No difference in rates of assault and murder of police officers between states with and without the DP.
No difference in rates of assault and murder of inmates and prison personnel between states with and without the DP.
Thus, Bedau concludes, there is no evidence that DP is a deterrent and much evidence to conclude that it isn’t.
Unfairness, Error and Barbarity
Bedau surveys the findings on racial bias, noting most significantly that examination of the race of the victim of those people sentenced to death reveals substantial bias against killers of whites.
Bedau recounts the stories of nine men falsely convicted and given the death sentence to underscore the fact that we are fallible creatures, bound to make errors. Of course, with the DP, each error is a human tragedy.
Bedau highlights how inconsistent our practice is with those of our allies and cultural partners around the world. The U.S. consistently ranks in the top five in number of executions carried out worldwide with Iran, China, Iraq, Saudi Arabia and Pakistan. Hardly enviable company.
Liebman, et. al., “Error Rates”
In this report from 2000, the authors review all of the capital sentences handed down in the U.S. from 1973-2005 with the aim of evaluating the “overall success rate” of this sentencing.
A “success” would be a sentence that withstood judicial review at both the state and Federal levels.
What they found is that the success rate is remarkably low, and that in fact, a massive number of these sentences are eventually overturned due to serious error by the sentencing courts.
The central findings of the study are listed beginning on p. 383.
Notable among them are:
41% error rate determined by state courts of appeal.
40% error rate determined by Habeas Corpus review done by Federal Courts.
Overall error rate for the entire system during these years was an astounding 68%.
This is not getting better. The rates of reversible error have been fairly constant over the period of the study.
DP is not worth it. Time and time again retentionists have tried to address the problems highlighted by the study without appreciably decreasing the error rate.
This is bad for victim’s families, who have to go through the long agony of a trial and appeal process without the closure of a final and secure sentence.

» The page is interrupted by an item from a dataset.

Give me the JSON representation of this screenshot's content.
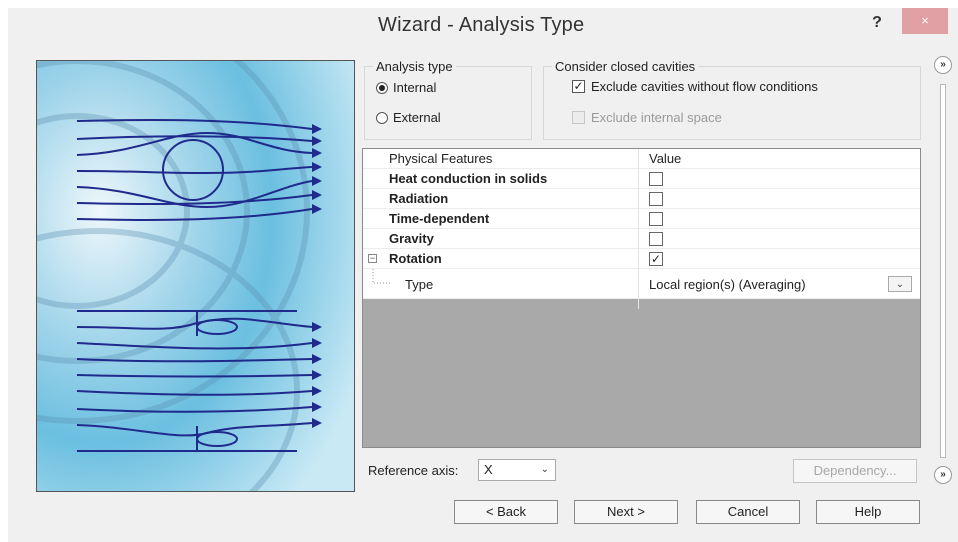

It’s bad for the system, which spends large amounts of its precious and limited resources in what is frequently a fruitless effort.
It’s bad for the society, whose confidence in the judicial system is constantly being undermined by these repeated failures of justice.
We wouldn’t tolerate anything like this error rate in any other situation, we should not tolerate it here. The authors think we should abolish DP.